that offers the most appropriate sentence. Often, the federal system, with its strong penalties, will be the right forum. The federal system also often provides pre-trial detention for offenders who are a danger to the community. These federal prosecutions can be very effective against members of looselyorganized street gangs, and that’s why I extended Project Safe Neighborhoods last year to include gang crime as well. Since 2001 we have committed more than $1.7 billion to federal, state and local efforts to fight gun crime and gang violence under PSN. We've hired new prosecutors, provided training, done research and community outreach, and developed new tools for prevention and deterrence. In the past six years we've brought more than twice as many firearms prosecutions as were brought in the previous six years. And we've provided grants of $2.5 million each to 10 cities to implement the Department’s Comprehensive Anti-Gang Initiative, focusing on prevention, enforcement and prisoner re-entry. We are proud of our partnerships with state and local law enforcement, and our existing efforts to reduce violent crime. But I recognize that effort alone is no comfort to the good people living in communities that are still tormented by violent crime. I know there are places in America that for too long were written off as unlivable … places where thugs and criminals owned the streets and anyone else unlucky enough to be there had to fend for themselves. There were neighborhoods, it was said, that even the police wouldn't go into. We should never accept that. To concede even a single neighborhood is to forfeit the hopes of some poor single mother and the dreams of her children. I want to work with you to do more to make our neighborhoods safer. Recently I announced a number of new programs and efforts to build on the best ideas we've seen around the country. -We've been conducting integrated takedowns and fugitive sweeps in a number of cities over the past few weeks, and there will be more in the weeks ahead. -Under our successful Violent Crime Impact Team initiative, more than 2,000 gang members, drug dealers, felons in possession of firearms and other criminals were arrested on local, state or federal charges in 2006. And we recently expanded to an additional four cities, bringing the total number of these teams to 29. -Our Safe Streets Task Forces combine the efforts of over 800 FBI agents and 1,200 other federal, state and local officers to disrupt and dismantle violent gangs, and target serious violent criminals throughout the nation. We now have more than 180 of them across the country, including a new one in Orlando, Florida we added just
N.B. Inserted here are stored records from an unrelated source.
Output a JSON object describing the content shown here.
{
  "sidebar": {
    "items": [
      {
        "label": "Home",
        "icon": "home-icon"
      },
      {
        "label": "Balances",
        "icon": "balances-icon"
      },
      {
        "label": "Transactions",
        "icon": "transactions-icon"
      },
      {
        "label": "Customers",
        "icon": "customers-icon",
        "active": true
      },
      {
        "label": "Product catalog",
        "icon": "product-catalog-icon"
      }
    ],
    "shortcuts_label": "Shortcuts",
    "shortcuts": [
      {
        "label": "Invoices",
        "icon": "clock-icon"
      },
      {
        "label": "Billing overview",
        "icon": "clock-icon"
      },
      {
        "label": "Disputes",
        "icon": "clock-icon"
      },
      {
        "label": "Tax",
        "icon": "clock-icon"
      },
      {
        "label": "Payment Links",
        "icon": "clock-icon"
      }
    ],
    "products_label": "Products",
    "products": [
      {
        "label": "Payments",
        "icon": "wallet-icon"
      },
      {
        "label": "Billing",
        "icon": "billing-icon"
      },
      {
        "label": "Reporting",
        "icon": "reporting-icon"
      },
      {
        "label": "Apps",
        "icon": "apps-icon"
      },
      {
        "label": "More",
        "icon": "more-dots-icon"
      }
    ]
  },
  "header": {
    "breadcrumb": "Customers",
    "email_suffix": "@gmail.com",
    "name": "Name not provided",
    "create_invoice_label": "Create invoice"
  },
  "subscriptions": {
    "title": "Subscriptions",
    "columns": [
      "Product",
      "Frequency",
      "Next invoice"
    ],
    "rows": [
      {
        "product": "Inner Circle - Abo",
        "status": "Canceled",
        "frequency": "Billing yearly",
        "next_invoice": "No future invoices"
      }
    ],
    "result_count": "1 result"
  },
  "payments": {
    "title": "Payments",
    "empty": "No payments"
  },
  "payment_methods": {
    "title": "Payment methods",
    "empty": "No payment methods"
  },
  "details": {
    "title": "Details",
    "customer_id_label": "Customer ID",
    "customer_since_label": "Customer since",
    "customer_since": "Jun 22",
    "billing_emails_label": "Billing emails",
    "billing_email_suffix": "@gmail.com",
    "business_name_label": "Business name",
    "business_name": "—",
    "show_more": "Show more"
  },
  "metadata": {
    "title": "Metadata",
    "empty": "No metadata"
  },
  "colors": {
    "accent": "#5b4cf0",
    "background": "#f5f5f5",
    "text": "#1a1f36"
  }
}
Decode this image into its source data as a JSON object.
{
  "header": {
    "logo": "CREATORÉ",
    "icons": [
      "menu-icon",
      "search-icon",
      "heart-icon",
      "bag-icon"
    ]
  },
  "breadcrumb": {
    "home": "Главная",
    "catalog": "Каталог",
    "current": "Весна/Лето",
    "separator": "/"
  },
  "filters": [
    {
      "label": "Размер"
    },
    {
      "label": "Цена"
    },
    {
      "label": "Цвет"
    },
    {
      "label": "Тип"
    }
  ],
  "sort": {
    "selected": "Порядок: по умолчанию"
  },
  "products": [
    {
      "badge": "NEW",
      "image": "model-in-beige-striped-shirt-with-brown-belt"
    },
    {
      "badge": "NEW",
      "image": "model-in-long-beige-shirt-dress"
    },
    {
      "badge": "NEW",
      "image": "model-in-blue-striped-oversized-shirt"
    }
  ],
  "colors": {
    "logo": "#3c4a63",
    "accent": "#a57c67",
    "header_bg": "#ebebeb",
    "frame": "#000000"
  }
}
last month. The Department of Justice is proud to stand side-by-side with our law enforcement partners at all levels who are fighting for the safety of our neighborhoods every day. And we also stand in support of the partners who I believe may be the most important of all – the ones at the community centers, the synagogues, churches and mosques, and the kitchen tables of the homes in any given neighborhood. Somewhere in a poor urban neighborhood is a child who has the potential to do great things like President Lincoln. All he needs, all she needs, is the opportunity to grow and learn. Many of you have spent your entire career keeping our kids off drugs and out of gangs. I will be with you. Thank you for your service. May God bless all of you in your important mission, and may He continue to richly bless the United States of America. ###